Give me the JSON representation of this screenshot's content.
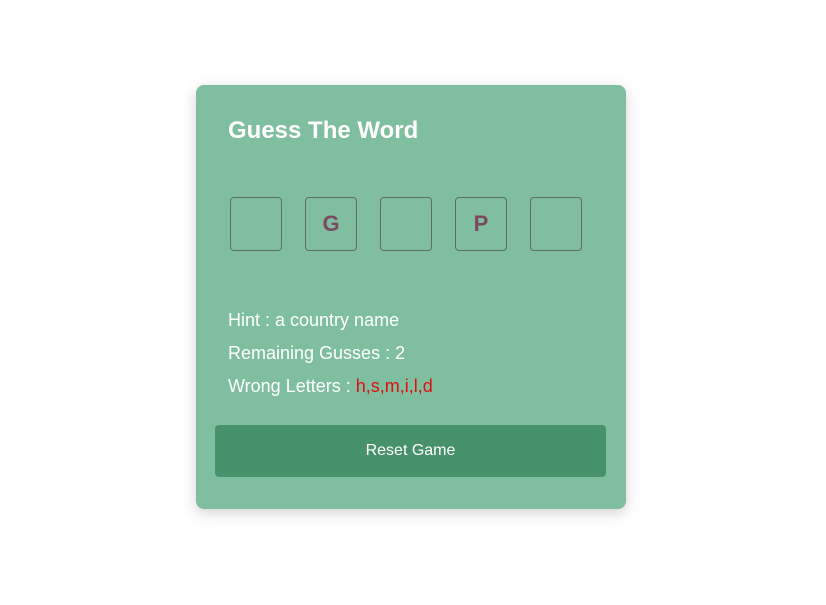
{
  "game": {
    "title": "Guess The Word",
    "letters": [
      "",
      "G",
      "",
      "P",
      ""
    ],
    "hint_label": "Hint : ",
    "hint_value": "a country name",
    "remaining_label": "Remaining Gusses : ",
    "remaining_value": "2",
    "wrong_label": "Wrong Letters : ",
    "wrong_value": "h,s,m,i,l,d",
    "reset_label": "Reset Game"
  },
  "colors": {
    "card": "#80bea0",
    "button": "#48926b",
    "letter": "#7a4a60",
    "wrong": "#e01010"
  }
}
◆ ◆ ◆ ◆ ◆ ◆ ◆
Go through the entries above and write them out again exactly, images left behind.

**Written reply:**
Give me the JSON representation of this screenshot's content.
{
  "game": {
    "title": "Guess The Word",
    "letters": [
      "",
      "G",
      "",
      "P",
      ""
    ],
    "hint_label": "Hint : ",
    "hint_value": "a country name",
    "remaining_label": "Remaining Gusses : ",
    "remaining_value": "2",
    "wrong_label": "Wrong Letters : ",
    "wrong_value": "h,s,m,i,l,d",
    "reset_label": "Reset Game"
  },
  "colors": {
    "card": "#80bea0",
    "button": "#48926b",
    "letter": "#7a4a60",
    "wrong": "#e01010"
  }
}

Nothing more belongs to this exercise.